CPJ hails conviction in journalist murder in El Salvador
|Publisher||Committee to Protect Journalists|
|Publication Date||7 June 2012|
|Cite as||Committee to Protect Journalists, CPJ hails conviction in journalist murder in El Salvador, 7 June 2012, available at: http://www.refworld.org/docid/4fdb2f951a.html [accessed 12 July 2014]|
New York, June 7, 2012 – The Committee to Protect Journalists welcomes the conviction in the 2011 murder of Salvadoran cameraman Alfredo Antonio Hurtado Núñez, but calls on authorities to ensure that the other gunman charged for the crime is brought to justice.
Mara Salvatrucha gangsters attend mass in prison. Members of the gang have been charged with the murder of a journalist. (AP/Luis Romero)
Hurtado, 39, was headed to his job as the night cameraman for Canal 33's "Teleprensa" news program in San Salvador, the capital, on April 25, 2011, when two men shot him multiple times, according to local news reports and CPJ interviews.
On May 31, a Salvadoran court found Jonathan Alexander Martínez Castro guilty in Hurtado's murder and sentenced him to 30 years in prison, according to news reports. Authorities have also charged Marlon Stanley Abrego Rivas, who is currently a fugitive, for the crime, according to news reports.
Authorities reported that the men, who are members of the violent Mara Salvatrucha (MS-13) gang, targeted Hurtado because they believed he had identified another MS-13 gang member to the police as the perpetrator of a murder. News accounts reported that the gang members suspected the journalist because they knew he covered police operations against local gangs for Canal 33.
"We welcome this conviction as a rare blow against impunity, which sends a clear message to those who use violent means to silence journalists," said CPJ Americas Senior Program Coordinator Carlos Lauría. "Authorities in El Salvador must now ensure the other gunman is brought to justice."

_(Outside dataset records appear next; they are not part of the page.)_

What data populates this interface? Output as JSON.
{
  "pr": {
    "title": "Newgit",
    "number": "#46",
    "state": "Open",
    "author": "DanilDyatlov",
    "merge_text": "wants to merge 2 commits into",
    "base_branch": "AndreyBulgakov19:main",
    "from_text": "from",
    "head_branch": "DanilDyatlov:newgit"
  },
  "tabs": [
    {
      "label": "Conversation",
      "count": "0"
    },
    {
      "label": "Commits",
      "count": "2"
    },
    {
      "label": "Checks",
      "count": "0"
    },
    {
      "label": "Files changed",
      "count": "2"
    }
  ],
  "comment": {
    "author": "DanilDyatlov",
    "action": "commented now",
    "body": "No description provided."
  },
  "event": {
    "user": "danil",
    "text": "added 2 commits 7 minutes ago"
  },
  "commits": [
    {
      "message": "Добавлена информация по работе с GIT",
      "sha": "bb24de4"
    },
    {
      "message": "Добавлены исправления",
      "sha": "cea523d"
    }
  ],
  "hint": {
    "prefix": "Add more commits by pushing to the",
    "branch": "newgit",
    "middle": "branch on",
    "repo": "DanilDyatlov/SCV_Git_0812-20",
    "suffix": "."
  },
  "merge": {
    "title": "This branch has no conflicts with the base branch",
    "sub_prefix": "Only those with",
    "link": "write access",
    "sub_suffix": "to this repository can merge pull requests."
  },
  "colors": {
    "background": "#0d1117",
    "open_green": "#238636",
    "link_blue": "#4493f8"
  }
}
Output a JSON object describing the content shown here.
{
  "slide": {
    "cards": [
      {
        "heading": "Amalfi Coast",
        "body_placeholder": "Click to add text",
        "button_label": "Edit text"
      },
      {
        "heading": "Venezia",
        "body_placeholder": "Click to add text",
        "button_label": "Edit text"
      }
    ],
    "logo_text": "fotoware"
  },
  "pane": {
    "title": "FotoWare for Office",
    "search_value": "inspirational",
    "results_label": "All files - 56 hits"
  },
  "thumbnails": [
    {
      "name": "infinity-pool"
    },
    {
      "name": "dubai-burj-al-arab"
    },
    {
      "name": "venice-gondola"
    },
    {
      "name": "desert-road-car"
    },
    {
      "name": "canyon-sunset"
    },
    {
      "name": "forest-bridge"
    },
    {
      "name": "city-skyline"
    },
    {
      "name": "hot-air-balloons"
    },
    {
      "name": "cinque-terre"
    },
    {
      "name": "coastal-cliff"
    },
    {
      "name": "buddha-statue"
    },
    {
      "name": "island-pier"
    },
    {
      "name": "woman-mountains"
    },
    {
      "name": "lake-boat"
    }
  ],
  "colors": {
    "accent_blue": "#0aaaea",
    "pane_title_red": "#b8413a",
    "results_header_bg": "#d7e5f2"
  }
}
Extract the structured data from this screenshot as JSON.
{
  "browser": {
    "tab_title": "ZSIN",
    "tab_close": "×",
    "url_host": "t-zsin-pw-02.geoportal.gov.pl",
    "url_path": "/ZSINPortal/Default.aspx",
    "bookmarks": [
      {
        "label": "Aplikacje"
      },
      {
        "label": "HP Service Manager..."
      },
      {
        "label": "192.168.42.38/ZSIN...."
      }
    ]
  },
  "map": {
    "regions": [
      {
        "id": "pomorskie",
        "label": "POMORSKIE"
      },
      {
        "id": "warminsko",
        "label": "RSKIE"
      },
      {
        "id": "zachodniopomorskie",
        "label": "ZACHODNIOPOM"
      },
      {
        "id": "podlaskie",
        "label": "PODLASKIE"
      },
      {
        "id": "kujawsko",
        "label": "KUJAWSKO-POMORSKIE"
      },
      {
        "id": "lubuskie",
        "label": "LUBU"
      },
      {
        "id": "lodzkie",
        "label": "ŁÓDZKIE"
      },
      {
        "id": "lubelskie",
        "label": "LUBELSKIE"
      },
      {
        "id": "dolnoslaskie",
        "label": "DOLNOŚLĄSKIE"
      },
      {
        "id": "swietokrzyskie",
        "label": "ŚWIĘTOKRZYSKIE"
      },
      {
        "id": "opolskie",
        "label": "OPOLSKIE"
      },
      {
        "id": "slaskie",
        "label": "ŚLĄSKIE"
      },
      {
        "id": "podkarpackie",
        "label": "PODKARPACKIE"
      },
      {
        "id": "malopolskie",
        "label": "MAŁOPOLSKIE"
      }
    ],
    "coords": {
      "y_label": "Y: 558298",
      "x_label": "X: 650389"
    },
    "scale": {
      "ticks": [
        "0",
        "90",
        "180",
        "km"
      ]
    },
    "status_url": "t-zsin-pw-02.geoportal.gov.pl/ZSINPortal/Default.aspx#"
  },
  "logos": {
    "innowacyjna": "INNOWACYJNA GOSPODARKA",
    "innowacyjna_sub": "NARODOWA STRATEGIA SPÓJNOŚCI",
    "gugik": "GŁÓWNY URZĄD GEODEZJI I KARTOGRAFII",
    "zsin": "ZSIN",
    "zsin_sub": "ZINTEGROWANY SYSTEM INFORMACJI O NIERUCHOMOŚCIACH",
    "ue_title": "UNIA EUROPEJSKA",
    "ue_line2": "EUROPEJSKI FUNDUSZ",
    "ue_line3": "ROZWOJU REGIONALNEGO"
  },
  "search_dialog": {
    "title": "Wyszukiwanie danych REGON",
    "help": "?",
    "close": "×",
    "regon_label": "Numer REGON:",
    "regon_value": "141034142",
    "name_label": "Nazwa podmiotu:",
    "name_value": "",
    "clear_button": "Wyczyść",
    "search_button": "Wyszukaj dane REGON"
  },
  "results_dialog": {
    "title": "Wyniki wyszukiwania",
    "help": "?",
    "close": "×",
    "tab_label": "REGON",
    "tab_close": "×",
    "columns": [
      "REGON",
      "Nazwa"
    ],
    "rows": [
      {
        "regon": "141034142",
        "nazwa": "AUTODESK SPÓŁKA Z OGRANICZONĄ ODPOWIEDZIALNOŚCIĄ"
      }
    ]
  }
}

CPJ research has found that journalists covering El Salvador's widespread gang violence often risk becoming targets themselves. In March, after the Salvadoran online newsmagazine El Faro exposed a secret government deal with criminal gangs, a government official said El Faro journalists could be in danger for their reporting, but did not offer any protection. In 2009, Christian Poveda, a French-Spanish filmmaker who had documented gang violence in the country for decades, was slain by members of the rival Mara 18 gang.